» Aim of the exercise
Print every entry, word for word, and skip the images.

» Dataset entries

☆ ☆ ☆ ☆

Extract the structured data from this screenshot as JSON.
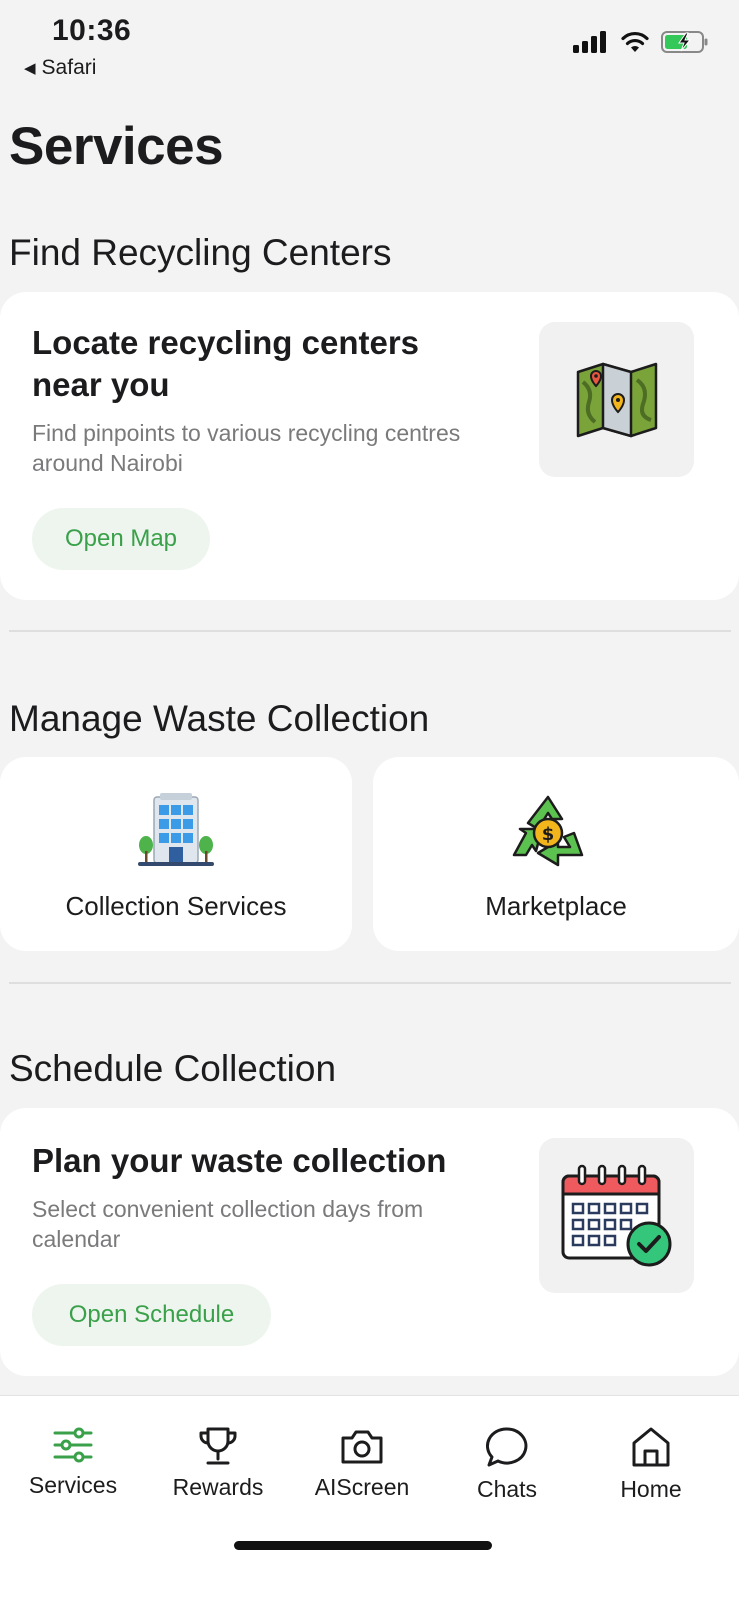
{
  "status_bar": {
    "time": "10:36",
    "back_app": "Safari"
  },
  "page_title": "Services",
  "recycling": {
    "section_title": "Find Recycling Centers",
    "headline": "Locate recycling centers near you",
    "description": "Find pinpoints to various recycling centres around Nairobi",
    "button": "Open Map",
    "icon": "map-icon"
  },
  "waste": {
    "section_title": "Manage Waste Collection",
    "cards": [
      {
        "label": "Collection Services",
        "icon": "building-icon"
      },
      {
        "label": "Marketplace",
        "icon": "recycle-money-icon"
      }
    ]
  },
  "schedule": {
    "section_title": "Schedule Collection",
    "headline": "Plan your waste collection",
    "description": "Select convenient collection days from calendar",
    "button": "Open Schedule",
    "icon": "calendar-check-icon"
  },
  "tabs": [
    {
      "label": "Services",
      "icon": "sliders-icon",
      "active": true
    },
    {
      "label": "Rewards",
      "icon": "trophy-icon",
      "active": false
    },
    {
      "label": "AIScreen",
      "icon": "camera-icon",
      "active": false
    },
    {
      "label": "Chats",
      "icon": "chat-bubble-icon",
      "active": false
    },
    {
      "label": "Home",
      "icon": "home-icon",
      "active": false
    }
  ],
  "colors": {
    "accent": "#3aa14a",
    "background": "#f3f3f3",
    "card": "#ffffff"
  }
}
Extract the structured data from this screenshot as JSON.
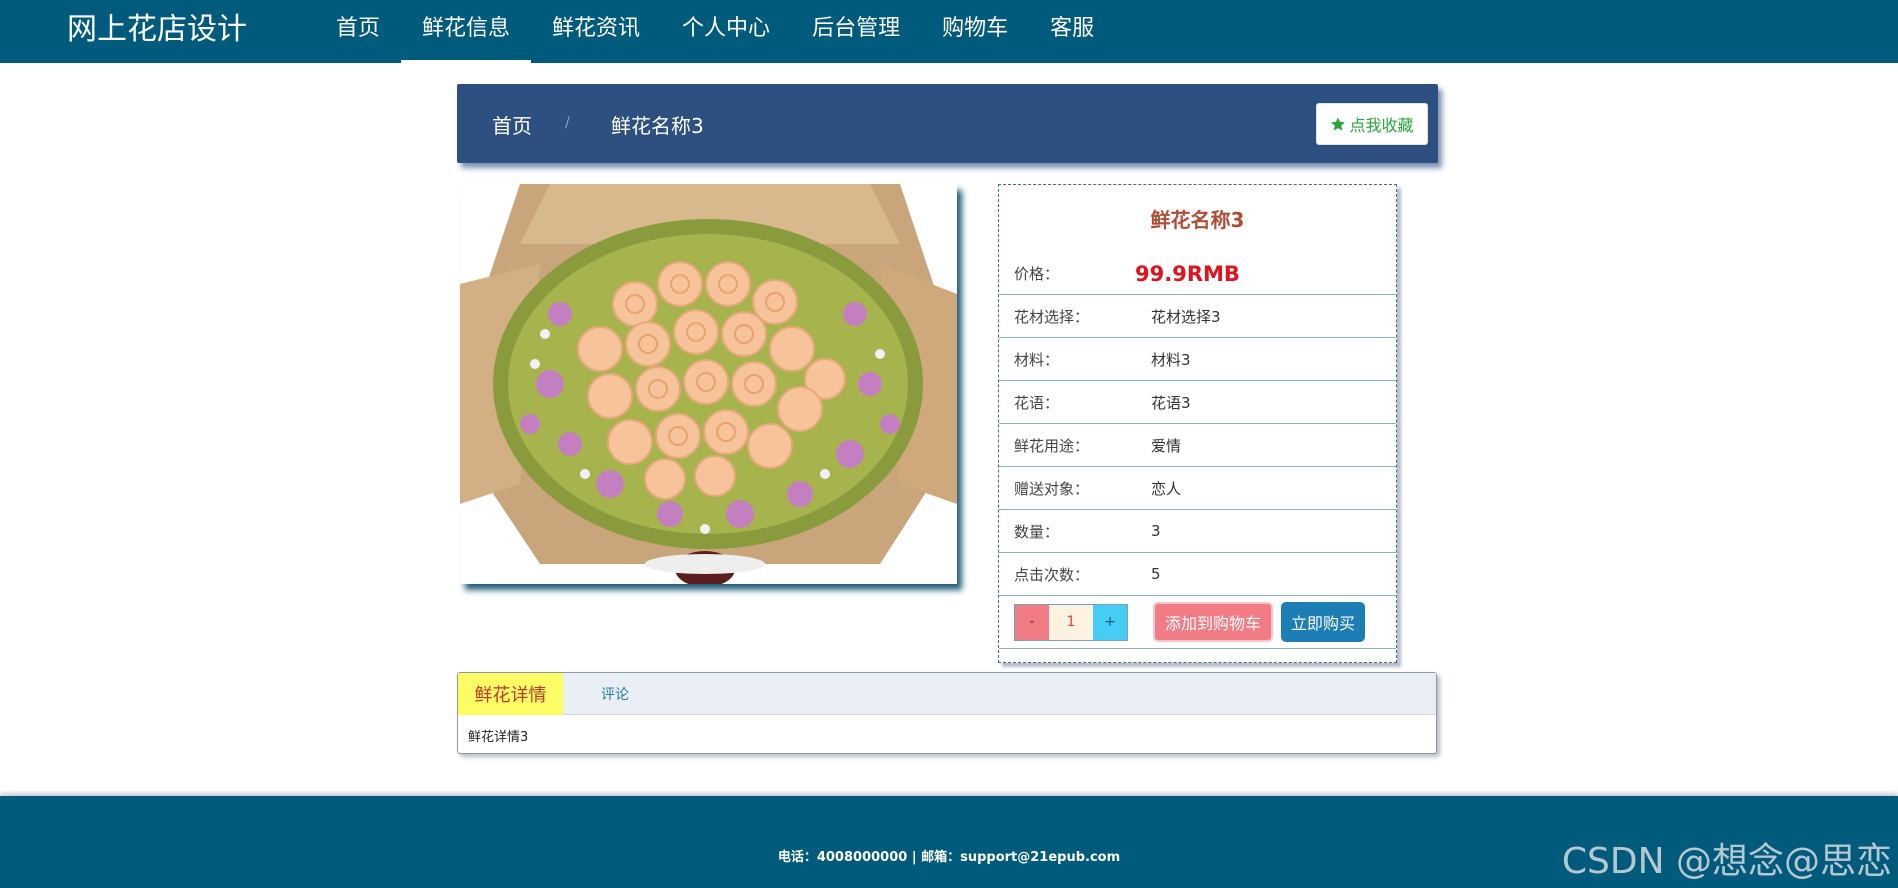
{
  "header": {
    "brand": "网上花店设计",
    "nav": [
      "首页",
      "鲜花信息",
      "鲜花资讯",
      "个人中心",
      "后台管理",
      "购物车",
      "客服"
    ],
    "active_nav": "鲜花信息"
  },
  "breadcrumb": {
    "home": "首页",
    "separator": "/",
    "current": "鲜花名称3",
    "favorite_label": "点我收藏"
  },
  "product": {
    "title": "鲜花名称3",
    "price_label": "价格：",
    "price": "99.9RMB",
    "rows": [
      {
        "label": "花材选择：",
        "value": "花材选择3"
      },
      {
        "label": "材料：",
        "value": "材料3"
      },
      {
        "label": "花语：",
        "value": "花语3"
      },
      {
        "label": "鲜花用途：",
        "value": "爱情"
      },
      {
        "label": "赠送对象：",
        "value": "恋人"
      },
      {
        "label": "数量：",
        "value": "3"
      },
      {
        "label": "点击次数：",
        "value": "5"
      }
    ],
    "qty_minus": "-",
    "qty_value": "1",
    "qty_plus": "+",
    "add_to_cart": "添加到购物车",
    "buy_now": "立即购买"
  },
  "tabs": {
    "detail_tab": "鲜花详情",
    "comment_tab": "评论",
    "detail_body": "鲜花详情3"
  },
  "footer": {
    "contact": "电话：4008000000 | 邮箱：support@21epub.com",
    "watermark": "CSDN @想念@思恋"
  },
  "colors": {
    "header_bg": "#005a7c",
    "breadcrumb_bg": "#2e5080",
    "price": "#e0121e",
    "title": "#b04d36",
    "cart_button": "#f27c85",
    "buy_button": "#1d7db5"
  }
}
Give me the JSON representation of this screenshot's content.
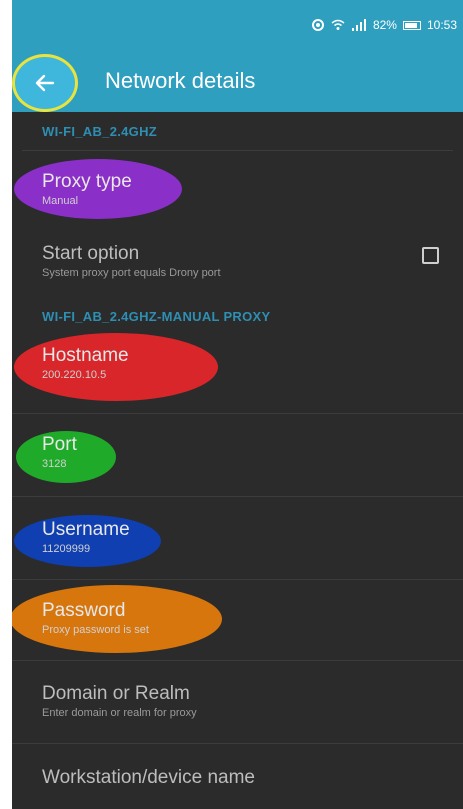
{
  "status_bar": {
    "battery": "82%",
    "time": "10:53"
  },
  "app_bar": {
    "title": "Network details"
  },
  "sections": {
    "wifi_header": "WI-FI_AB_2.4GHZ",
    "proxy_header": "WI-FI_AB_2.4GHZ-MANUAL PROXY"
  },
  "items": {
    "proxy_type": {
      "label": "Proxy type",
      "value": "Manual"
    },
    "start_option": {
      "label": "Start option",
      "value": "System proxy port equals Drony port",
      "checked": false
    },
    "hostname": {
      "label": "Hostname",
      "value": "200.220.10.5"
    },
    "port": {
      "label": "Port",
      "value": "3128"
    },
    "username": {
      "label": "Username",
      "value": "11209999"
    },
    "password": {
      "label": "Password",
      "value": "Proxy password is set"
    },
    "domain": {
      "label": "Domain or Realm",
      "value": "Enter domain or realm for proxy"
    },
    "workstation": {
      "label": "Workstation/device name"
    }
  },
  "colors": {
    "app_bar": "#2f9fc0",
    "background": "#2b2b2b",
    "section_text": "#2e8fb3",
    "highlight_proxy_type": "#8a2fc7",
    "highlight_hostname": "#d8262a",
    "highlight_port": "#1faa2a",
    "highlight_username": "#0f3fb0",
    "highlight_password": "#d8760e",
    "back_ring": "#e9e33d"
  }
}
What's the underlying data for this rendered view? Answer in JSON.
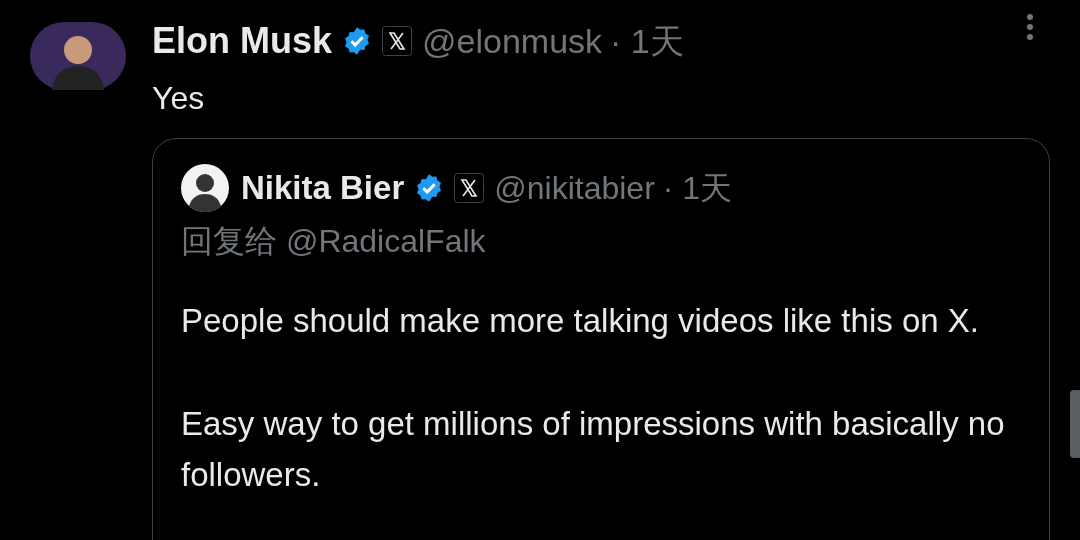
{
  "tweet": {
    "author": "Elon Musk",
    "verified": true,
    "affiliate_badge": true,
    "handle": "@elonmusk",
    "time": "· 1天",
    "text": "Yes",
    "quote": {
      "author": "Nikita Bier",
      "verified": true,
      "affiliate_badge": true,
      "handle": "@nikitabier",
      "time": "· 1天",
      "reply_to": "回复给 @RadicalFalk",
      "paragraphs": [
        "People should make more talking videos like this on X.",
        "Easy way to get millions of impressions with basically no followers."
      ]
    }
  }
}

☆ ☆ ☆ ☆

» Reply
Extract the structured data from this screenshot as JSON.
{
  "status_bar": {
    "time": "10:36",
    "back_app": "Safari"
  },
  "page_title": "Services",
  "recycling": {
    "section_title": "Find Recycling Centers",
    "headline": "Locate recycling centers near you",
    "description": "Find pinpoints to various recycling centres around Nairobi",
    "button": "Open Map",
    "icon": "map-icon"
  },
  "waste": {
    "section_title": "Manage Waste Collection",
    "cards": [
      {
        "label": "Collection Services",
        "icon": "building-icon"
      },
      {
        "label": "Marketplace",
        "icon": "recycle-money-icon"
      }
    ]
  },
  "schedule": {
    "section_title": "Schedule Collection",
    "headline": "Plan your waste collection",
    "description": "Select convenient collection days from calendar",
    "button": "Open Schedule",
    "icon": "calendar-check-icon"
  },
  "tabs": [
    {
      "label": "Services",
      "icon": "sliders-icon",
      "active": true
    },
    {
      "label": "Rewards",
      "icon": "trophy-icon",
      "active": false
    },
    {
      "label": "AIScreen",
      "icon": "camera-icon",
      "active": false
    },
    {
      "label": "Chats",
      "icon": "chat-bubble-icon",
      "active": false
    },
    {
      "label": "Home",
      "icon": "home-icon",
      "active": false
    }
  ],
  "colors": {
    "accent": "#3aa14a",
    "background": "#f3f3f3",
    "card": "#ffffff"
  }
}
Extract the structured data from this screenshot as JSON.
{
  "header": {
    "brand": "网上花店设计",
    "nav": [
      "首页",
      "鲜花信息",
      "鲜花资讯",
      "个人中心",
      "后台管理",
      "购物车",
      "客服"
    ],
    "active_nav": "鲜花信息"
  },
  "breadcrumb": {
    "home": "首页",
    "separator": "/",
    "current": "鲜花名称3",
    "favorite_label": "点我收藏"
  },
  "product": {
    "title": "鲜花名称3",
    "price_label": "价格：",
    "price": "99.9RMB",
    "rows": [
      {
        "label": "花材选择：",
        "value": "花材选择3"
      },
      {
        "label": "材料：",
        "value": "材料3"
      },
      {
        "label": "花语：",
        "value": "花语3"
      },
      {
        "label": "鲜花用途：",
        "value": "爱情"
      },
      {
        "label": "赠送对象：",
        "value": "恋人"
      },
      {
        "label": "数量：",
        "value": "3"
      },
      {
        "label": "点击次数：",
        "value": "5"
      }
    ],
    "qty_minus": "-",
    "qty_value": "1",
    "qty_plus": "+",
    "add_to_cart": "添加到购物车",
    "buy_now": "立即购买"
  },
  "tabs": {
    "detail_tab": "鲜花详情",
    "comment_tab": "评论",
    "detail_body": "鲜花详情3"
  },
  "footer": {
    "contact": "电话：4008000000 | 邮箱：support@21epub.com",
    "watermark": "CSDN @想念@思恋"
  },
  "colors": {
    "header_bg": "#005a7c",
    "breadcrumb_bg": "#2e5080",
    "price": "#e0121e",
    "title": "#b04d36",
    "cart_button": "#f27c85",
    "buy_button": "#1d7db5"
  }
}
Give me the JSON representation of this screenshot's content.
{
  "status_bar": {
    "battery": "82%",
    "time": "10:53"
  },
  "app_bar": {
    "title": "Network details"
  },
  "sections": {
    "wifi_header": "WI-FI_AB_2.4GHZ",
    "proxy_header": "WI-FI_AB_2.4GHZ-MANUAL PROXY"
  },
  "items": {
    "proxy_type": {
      "label": "Proxy type",
      "value": "Manual"
    },
    "start_option": {
      "label": "Start option",
      "value": "System proxy port equals Drony port",
      "checked": false
    },
    "hostname": {
      "label": "Hostname",
      "value": "200.220.10.5"
    },
    "port": {
      "label": "Port",
      "value": "3128"
    },
    "username": {
      "label": "Username",
      "value": "11209999"
    },
    "password": {
      "label": "Password",
      "value": "Proxy password is set"
    },
    "domain": {
      "label": "Domain or Realm",
      "value": "Enter domain or realm for proxy"
    },
    "workstation": {
      "label": "Workstation/device name"
    }
  },
  "colors": {
    "app_bar": "#2f9fc0",
    "background": "#2b2b2b",
    "section_text": "#2e8fb3",
    "highlight_proxy_type": "#8a2fc7",
    "highlight_hostname": "#d8262a",
    "highlight_port": "#1faa2a",
    "highlight_username": "#0f3fb0",
    "highlight_password": "#d8760e",
    "back_ring": "#e9e33d"
  }
}
What's the underlying data for this rendered view? Answer in JSON.
{
  "tweet": {
    "author": "Elon Musk",
    "verified": true,
    "affiliate_badge": true,
    "handle": "@elonmusk",
    "time": "· 1天",
    "text": "Yes",
    "quote": {
      "author": "Nikita Bier",
      "verified": true,
      "affiliate_badge": true,
      "handle": "@nikitabier",
      "time": "· 1天",
      "reply_to": "回复给 @RadicalFalk",
      "paragraphs": [
        "People should make more talking videos like this on X.",
        "Easy way to get millions of impressions with basically no followers."
      ]
    }
  }
}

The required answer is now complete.